■ Task prompt ■
Number of lines with the string "name" in the entries below: report it, and nothing besides.

■ Data ■
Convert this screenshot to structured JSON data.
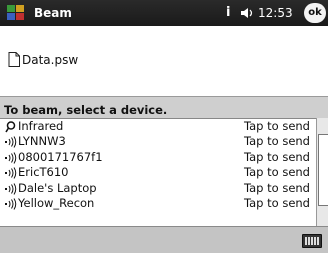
{
  "titlebar": {
    "title": "Beam",
    "status_indicator": "i",
    "volume_icon": "speaker-icon",
    "clock": "12:53",
    "ok_label": "ok"
  },
  "file": {
    "name": "Data.psw",
    "icon": "document-icon"
  },
  "instruction": "To beam, select a device.",
  "devices": [
    {
      "name": "Infrared",
      "action": "Tap to send",
      "icon": "infrared-icon"
    },
    {
      "name": "LYNNW3",
      "action": "Tap to send",
      "icon": "bluetooth-icon"
    },
    {
      "name": "0800171767f1",
      "action": "Tap to send",
      "icon": "bluetooth-icon"
    },
    {
      "name": "EricT610",
      "action": "Tap to send",
      "icon": "bluetooth-icon"
    },
    {
      "name": "Dale's Laptop",
      "action": "Tap to send",
      "icon": "bluetooth-icon"
    },
    {
      "name": "Yellow_Recon",
      "action": "Tap to send",
      "icon": "bluetooth-icon"
    }
  ],
  "bottombar": {
    "keyboard_icon": "keyboard-icon"
  }
}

■ Exercise result ■
7